## Material to process
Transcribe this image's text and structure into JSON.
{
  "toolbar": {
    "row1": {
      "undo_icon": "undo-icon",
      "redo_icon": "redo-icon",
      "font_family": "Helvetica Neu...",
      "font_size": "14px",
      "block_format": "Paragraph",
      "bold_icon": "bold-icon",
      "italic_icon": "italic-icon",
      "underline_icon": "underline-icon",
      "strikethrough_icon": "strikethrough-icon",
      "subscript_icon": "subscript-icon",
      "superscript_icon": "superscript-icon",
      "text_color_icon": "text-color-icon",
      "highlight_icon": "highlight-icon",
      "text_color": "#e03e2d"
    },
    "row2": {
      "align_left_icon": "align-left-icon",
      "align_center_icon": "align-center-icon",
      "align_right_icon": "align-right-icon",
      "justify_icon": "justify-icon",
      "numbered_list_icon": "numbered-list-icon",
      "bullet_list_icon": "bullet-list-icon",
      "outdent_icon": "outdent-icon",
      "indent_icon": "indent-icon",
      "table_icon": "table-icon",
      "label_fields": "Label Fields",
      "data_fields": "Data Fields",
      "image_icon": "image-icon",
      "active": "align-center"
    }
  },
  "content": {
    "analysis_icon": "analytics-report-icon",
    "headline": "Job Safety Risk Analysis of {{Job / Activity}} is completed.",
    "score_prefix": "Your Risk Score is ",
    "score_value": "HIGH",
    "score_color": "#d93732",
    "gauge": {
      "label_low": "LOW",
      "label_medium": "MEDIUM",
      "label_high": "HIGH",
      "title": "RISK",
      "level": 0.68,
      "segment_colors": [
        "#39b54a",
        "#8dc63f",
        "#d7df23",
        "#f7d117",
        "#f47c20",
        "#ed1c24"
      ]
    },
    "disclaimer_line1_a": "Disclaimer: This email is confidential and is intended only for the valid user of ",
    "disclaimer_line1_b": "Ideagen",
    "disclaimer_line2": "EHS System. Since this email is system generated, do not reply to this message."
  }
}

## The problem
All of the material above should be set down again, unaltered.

## Result for this exercise
Transcribe this image's text and structure into JSON.
{
  "toolbar": {
    "row1": {
      "undo_icon": "undo-icon",
      "redo_icon": "redo-icon",
      "font_family": "Helvetica Neu...",
      "font_size": "14px",
      "block_format": "Paragraph",
      "bold_icon": "bold-icon",
      "italic_icon": "italic-icon",
      "underline_icon": "underline-icon",
      "strikethrough_icon": "strikethrough-icon",
      "subscript_icon": "subscript-icon",
      "superscript_icon": "superscript-icon",
      "text_color_icon": "text-color-icon",
      "highlight_icon": "highlight-icon",
      "text_color": "#e03e2d"
    },
    "row2": {
      "align_left_icon": "align-left-icon",
      "align_center_icon": "align-center-icon",
      "align_right_icon": "align-right-icon",
      "justify_icon": "justify-icon",
      "numbered_list_icon": "numbered-list-icon",
      "bullet_list_icon": "bullet-list-icon",
      "outdent_icon": "outdent-icon",
      "indent_icon": "indent-icon",
      "table_icon": "table-icon",
      "label_fields": "Label Fields",
      "data_fields": "Data Fields",
      "image_icon": "image-icon",
      "active": "align-center"
    }
  },
  "content": {
    "analysis_icon": "analytics-report-icon",
    "headline": "Job Safety Risk Analysis of {{Job / Activity}} is completed.",
    "score_prefix": "Your Risk Score is ",
    "score_value": "HIGH",
    "score_color": "#d93732",
    "gauge": {
      "label_low": "LOW",
      "label_medium": "MEDIUM",
      "label_high": "HIGH",
      "title": "RISK",
      "level": 0.68,
      "segment_colors": [
        "#39b54a",
        "#8dc63f",
        "#d7df23",
        "#f7d117",
        "#f47c20",
        "#ed1c24"
      ]
    },
    "disclaimer_line1_a": "Disclaimer: This email is confidential and is intended only for the valid user of ",
    "disclaimer_line1_b": "Ideagen",
    "disclaimer_line2": "EHS System. Since this email is system generated, do not reply to this message."
  }
}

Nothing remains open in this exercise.